Liberal MP Melanie Gibbons has held the seat since 2011, and currently holds it by a 6.7% margin. Labor candidate Charishma Kaliyanda is running for a second time, after winning a seat on Liverpool City Council in the intervening period.
There is a stark divide in the voting map, with Labor winning a majority in nearly every booth west of the Georges River while the Liberal Party continued to win sizeable majorities in booths east of the river. Labor will need to make inroads in suburbs like Holsworthy, Moorebank and Chipping Norton if they are to win.
Seven Hills straddles the Blacktown and Parramatta areas, just at the southern tip of the Hills district. It was a new name for Toongabbie when the last redistribution shifted the seat further north. Toongabbie was won in 2007 by Labor’s Nathan Rees, who went on to briefly serve as Premier. He only barely held on in 2011, and the seat was redrawn with an 8.8% Liberal margin before the 2015 election.
Mark Taylor now holds the seat by an 8.7% margin, which will likely be too much for Labor but could be a stretch goal. Labor’s vote is strongest in the south-west of the seat, while the Liberal two-party-preferred vote exceeds 60% along the north-eastern boundary.
Mulgoa covers southern parts of the City of Penrith, as well as some semi-rural areas in Penrth, Fairfield and Liverpool councils. Liberal MP Tanya Davies won Mulgoa with a 23% swing in 2011, and was re-elected against a 3% swing in 2015. She now holds the seat by a 9.7% margin.
This is another seat where Labor would win easily if they recovered most of the swing they lost in 2011, so it will be a test of how much Labor has recovered since they lost power.
Labor lost Riverstone in 2011 with a shocking 30% swing, upon the retirement of John Aqualina after twenty years in the seat. The Liberal Party’s Kevin Conolly’s margin was trimmed by 8% in 2015, leaving him with a 12.2% margin.
This seat covers northern parts of the City of Blacktown, which are some of the fastest-growing suburbs in Sydney. Some of these areas are set to benefit from the state government’s construction of the north-west rail link, which is due to open later this year.
In normal circumstances you’d expect a government to easily hold on to a seat with a 12% margin. Considering the rapid change in this area, I suspect that the Liberal Party will hold on comfortably, with Labor a long way away from regaining this seat, but it will be worth keeping an eye on.
Parramatta is another fascinating seat. Labor’s Tanya Gadiel lost to Liberal candidate Geoff Lee in 2011, and he was re-elected with a slight swing towards him in 2015. He holds the seat by a 12.9% margin.

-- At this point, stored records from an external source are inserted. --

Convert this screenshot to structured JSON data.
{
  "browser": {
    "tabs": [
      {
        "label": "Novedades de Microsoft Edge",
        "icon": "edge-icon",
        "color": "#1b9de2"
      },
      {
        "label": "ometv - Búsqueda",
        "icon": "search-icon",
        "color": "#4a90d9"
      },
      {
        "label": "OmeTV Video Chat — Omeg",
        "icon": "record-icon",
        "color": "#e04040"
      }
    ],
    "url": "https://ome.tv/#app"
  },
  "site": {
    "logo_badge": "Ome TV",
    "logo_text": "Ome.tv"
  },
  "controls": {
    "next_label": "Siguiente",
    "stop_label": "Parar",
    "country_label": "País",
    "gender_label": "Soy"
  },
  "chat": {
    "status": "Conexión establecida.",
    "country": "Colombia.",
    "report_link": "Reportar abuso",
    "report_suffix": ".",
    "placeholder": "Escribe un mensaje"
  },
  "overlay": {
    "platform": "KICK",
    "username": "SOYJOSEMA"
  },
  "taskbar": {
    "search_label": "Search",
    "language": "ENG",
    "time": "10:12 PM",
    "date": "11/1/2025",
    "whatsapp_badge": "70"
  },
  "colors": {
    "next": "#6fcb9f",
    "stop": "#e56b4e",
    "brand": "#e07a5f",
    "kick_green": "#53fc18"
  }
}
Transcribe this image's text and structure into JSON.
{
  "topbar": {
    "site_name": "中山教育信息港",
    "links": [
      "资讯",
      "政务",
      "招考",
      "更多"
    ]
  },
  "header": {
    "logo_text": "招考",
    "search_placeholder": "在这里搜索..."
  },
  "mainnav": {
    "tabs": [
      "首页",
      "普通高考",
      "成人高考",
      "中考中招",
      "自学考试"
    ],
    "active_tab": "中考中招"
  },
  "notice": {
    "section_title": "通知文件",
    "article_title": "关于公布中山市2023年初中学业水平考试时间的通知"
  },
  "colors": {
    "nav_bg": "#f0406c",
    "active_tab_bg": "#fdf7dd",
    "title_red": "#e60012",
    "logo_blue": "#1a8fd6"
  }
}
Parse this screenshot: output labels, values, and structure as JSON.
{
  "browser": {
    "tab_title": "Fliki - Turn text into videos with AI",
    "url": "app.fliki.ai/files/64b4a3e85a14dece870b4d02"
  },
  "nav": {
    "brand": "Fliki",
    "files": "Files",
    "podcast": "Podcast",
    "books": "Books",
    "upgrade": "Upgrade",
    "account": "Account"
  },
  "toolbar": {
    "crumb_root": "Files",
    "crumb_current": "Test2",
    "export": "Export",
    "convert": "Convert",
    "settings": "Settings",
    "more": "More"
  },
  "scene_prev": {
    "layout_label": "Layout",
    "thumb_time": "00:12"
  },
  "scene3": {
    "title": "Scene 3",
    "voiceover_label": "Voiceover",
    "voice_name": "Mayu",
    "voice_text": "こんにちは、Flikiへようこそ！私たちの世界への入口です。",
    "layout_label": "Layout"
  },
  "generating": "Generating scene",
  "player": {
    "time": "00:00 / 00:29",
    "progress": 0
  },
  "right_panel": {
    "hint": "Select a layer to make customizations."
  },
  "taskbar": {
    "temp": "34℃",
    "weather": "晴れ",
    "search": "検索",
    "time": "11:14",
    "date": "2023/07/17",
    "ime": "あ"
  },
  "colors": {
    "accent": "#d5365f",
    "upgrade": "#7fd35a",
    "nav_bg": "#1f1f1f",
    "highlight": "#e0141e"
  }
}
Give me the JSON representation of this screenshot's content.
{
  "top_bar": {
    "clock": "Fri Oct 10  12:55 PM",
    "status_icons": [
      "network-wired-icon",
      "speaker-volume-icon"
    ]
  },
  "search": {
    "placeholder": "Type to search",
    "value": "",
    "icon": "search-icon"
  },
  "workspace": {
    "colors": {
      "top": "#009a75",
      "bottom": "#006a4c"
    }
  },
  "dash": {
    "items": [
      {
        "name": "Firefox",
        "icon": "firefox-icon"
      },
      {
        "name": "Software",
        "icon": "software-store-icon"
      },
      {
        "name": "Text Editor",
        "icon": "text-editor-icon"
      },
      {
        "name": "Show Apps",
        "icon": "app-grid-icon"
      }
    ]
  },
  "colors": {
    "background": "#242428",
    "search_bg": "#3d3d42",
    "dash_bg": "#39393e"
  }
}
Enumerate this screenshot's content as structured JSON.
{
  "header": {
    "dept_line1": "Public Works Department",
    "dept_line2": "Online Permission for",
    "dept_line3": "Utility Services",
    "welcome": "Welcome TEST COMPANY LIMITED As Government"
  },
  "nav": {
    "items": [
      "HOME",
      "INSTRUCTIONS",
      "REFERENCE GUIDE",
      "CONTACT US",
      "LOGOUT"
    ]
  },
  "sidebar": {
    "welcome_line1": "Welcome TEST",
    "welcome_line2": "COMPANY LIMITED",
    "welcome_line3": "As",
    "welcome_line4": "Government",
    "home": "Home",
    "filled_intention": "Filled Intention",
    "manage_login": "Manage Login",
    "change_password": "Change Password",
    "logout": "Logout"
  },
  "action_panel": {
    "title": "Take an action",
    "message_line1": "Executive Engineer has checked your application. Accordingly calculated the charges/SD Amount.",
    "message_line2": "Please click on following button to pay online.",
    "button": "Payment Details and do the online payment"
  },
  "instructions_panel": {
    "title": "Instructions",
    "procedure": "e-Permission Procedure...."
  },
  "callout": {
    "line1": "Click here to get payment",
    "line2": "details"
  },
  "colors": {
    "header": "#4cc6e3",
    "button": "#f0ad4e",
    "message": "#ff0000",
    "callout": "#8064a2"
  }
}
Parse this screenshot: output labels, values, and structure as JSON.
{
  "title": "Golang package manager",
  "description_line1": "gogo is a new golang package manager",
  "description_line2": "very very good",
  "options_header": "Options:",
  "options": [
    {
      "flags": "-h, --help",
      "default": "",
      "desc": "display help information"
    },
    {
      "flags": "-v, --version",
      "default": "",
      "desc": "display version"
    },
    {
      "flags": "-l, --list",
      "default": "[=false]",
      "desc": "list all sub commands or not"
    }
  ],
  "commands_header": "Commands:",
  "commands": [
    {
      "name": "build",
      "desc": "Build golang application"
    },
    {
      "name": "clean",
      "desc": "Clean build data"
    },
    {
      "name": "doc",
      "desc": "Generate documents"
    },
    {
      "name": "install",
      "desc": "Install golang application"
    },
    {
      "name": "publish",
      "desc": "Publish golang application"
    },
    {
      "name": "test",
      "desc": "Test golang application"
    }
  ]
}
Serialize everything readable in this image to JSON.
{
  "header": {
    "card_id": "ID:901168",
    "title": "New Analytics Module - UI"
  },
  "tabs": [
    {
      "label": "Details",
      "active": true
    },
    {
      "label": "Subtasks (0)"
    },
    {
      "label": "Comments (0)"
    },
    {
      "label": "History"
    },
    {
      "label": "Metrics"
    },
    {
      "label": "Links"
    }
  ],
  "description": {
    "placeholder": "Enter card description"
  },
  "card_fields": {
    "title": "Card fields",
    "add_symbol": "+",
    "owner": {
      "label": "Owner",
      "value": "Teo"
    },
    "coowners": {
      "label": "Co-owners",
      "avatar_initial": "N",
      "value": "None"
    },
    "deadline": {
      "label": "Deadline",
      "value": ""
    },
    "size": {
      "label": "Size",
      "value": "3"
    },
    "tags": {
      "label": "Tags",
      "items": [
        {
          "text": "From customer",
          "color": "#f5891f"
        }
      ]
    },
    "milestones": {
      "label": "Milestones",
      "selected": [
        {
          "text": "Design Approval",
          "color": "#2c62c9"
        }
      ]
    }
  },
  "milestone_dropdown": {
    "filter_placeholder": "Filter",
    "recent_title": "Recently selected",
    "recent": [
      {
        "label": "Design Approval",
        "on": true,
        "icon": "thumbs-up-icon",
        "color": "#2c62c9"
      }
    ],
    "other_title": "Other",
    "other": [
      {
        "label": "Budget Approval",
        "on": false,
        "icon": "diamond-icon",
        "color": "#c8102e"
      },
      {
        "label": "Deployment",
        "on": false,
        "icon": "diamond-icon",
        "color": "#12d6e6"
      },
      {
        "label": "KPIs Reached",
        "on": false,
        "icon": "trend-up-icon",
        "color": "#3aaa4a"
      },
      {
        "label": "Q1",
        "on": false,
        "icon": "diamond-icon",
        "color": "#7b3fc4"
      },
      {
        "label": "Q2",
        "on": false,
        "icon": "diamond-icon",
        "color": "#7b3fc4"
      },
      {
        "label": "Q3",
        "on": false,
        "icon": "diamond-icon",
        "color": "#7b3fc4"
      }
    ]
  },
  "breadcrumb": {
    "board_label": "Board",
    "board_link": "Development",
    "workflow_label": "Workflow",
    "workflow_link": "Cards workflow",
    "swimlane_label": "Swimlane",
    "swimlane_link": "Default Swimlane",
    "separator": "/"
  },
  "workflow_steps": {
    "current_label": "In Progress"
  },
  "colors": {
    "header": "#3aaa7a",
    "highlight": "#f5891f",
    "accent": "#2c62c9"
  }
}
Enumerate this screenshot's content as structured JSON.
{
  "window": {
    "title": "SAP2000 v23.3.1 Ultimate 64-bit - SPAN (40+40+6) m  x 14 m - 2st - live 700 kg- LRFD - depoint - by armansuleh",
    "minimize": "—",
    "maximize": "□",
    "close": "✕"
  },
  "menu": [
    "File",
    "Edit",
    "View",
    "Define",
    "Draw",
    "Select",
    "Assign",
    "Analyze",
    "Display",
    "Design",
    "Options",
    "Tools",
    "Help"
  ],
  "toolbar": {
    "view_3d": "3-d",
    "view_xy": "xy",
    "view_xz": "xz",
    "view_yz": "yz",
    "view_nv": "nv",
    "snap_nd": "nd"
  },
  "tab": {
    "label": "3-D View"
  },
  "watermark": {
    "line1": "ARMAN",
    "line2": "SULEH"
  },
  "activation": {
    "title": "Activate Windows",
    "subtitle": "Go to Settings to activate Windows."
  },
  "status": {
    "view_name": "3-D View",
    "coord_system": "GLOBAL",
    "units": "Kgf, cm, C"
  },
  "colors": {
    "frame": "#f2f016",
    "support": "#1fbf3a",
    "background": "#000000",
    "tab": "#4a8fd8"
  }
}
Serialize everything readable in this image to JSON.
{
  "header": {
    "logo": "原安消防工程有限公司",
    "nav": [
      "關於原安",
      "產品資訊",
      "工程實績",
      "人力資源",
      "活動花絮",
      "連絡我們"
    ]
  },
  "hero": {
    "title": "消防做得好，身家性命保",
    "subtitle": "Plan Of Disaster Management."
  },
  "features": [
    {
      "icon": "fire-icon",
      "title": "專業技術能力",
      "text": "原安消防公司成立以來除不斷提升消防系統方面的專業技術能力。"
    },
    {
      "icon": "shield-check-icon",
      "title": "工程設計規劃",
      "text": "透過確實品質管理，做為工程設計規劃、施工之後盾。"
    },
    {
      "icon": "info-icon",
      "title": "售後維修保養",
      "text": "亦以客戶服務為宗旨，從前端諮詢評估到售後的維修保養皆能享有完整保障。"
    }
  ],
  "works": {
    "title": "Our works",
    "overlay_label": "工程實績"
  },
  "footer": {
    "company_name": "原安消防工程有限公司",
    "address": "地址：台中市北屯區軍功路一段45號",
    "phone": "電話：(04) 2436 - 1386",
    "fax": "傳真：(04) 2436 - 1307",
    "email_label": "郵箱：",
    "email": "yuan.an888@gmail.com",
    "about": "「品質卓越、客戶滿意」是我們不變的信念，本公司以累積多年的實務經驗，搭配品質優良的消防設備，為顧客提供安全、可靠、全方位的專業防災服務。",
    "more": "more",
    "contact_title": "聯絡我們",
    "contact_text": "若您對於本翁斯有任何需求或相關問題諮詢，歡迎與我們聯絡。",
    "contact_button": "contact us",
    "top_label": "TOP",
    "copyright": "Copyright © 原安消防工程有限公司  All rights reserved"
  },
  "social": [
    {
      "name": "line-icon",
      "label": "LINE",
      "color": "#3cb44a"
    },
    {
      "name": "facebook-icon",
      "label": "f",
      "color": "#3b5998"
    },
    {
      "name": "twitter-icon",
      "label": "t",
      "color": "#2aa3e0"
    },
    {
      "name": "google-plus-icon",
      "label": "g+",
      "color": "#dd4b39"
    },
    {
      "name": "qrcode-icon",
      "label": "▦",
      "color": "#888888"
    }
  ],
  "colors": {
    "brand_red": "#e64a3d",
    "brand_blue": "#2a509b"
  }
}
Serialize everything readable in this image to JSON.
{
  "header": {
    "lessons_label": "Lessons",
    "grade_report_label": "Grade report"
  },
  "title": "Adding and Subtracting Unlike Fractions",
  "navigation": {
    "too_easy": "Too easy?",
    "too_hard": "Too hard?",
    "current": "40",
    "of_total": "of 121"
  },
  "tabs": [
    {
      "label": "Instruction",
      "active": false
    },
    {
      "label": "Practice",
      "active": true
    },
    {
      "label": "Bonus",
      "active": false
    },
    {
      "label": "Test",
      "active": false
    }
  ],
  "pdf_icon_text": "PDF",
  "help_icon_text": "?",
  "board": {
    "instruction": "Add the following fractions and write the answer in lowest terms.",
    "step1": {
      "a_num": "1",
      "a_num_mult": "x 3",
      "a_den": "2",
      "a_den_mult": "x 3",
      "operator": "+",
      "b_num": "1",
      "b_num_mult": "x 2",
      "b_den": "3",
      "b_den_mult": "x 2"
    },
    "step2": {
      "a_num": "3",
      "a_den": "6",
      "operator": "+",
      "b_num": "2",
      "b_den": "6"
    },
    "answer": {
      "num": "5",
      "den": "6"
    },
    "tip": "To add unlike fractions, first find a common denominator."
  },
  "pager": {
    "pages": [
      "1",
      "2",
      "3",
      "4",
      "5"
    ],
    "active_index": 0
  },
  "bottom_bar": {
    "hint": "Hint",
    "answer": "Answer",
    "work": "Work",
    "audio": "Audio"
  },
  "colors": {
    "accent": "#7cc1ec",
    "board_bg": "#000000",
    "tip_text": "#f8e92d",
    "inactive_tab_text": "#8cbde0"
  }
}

The Parramatta city centre has been changing quickly, thanks to large amounts of government investment in new jobs and transport infrastructure, as well as other features like a new football stadium. There has been substantial housing construction in the Parramatta CBD and neighbouring areas.
The federal seat of Parramatta is a much stronger seat for Labor. This is partly explained by the boundaries – state Parramatta mostly includes suburbs to the north of the CBD, while federal Parramatta leans more to the south – but the overlapping suburbs do also demonstrate a big difference, with Labor doing much better at the federal level.
This could hint at potential for a big anti-Liberal swing in 2019, but it seems unlikely in a seat which has seen so much state government spending in recent years.
Finally I wanted to mention one Labor seat: Cabramatta. On paper this is a safe seat, held by Labor’s Nick Lalich with a 17.2% margin, but former Liberal candidate Dai Le is standing this time as an independent, and is worth watching. Le stood at the 2008 by-election and again in 2011, but has since distanced herself from the Liberal Party. She was elected to Fairfield Council as a Liberal in 2012 before leaving the party to run with the ex-Labor mayor in 2016.
It’s hard to pick which seats could be vulnerable to a strong independent, but Cabramatta could be more interesting than expected.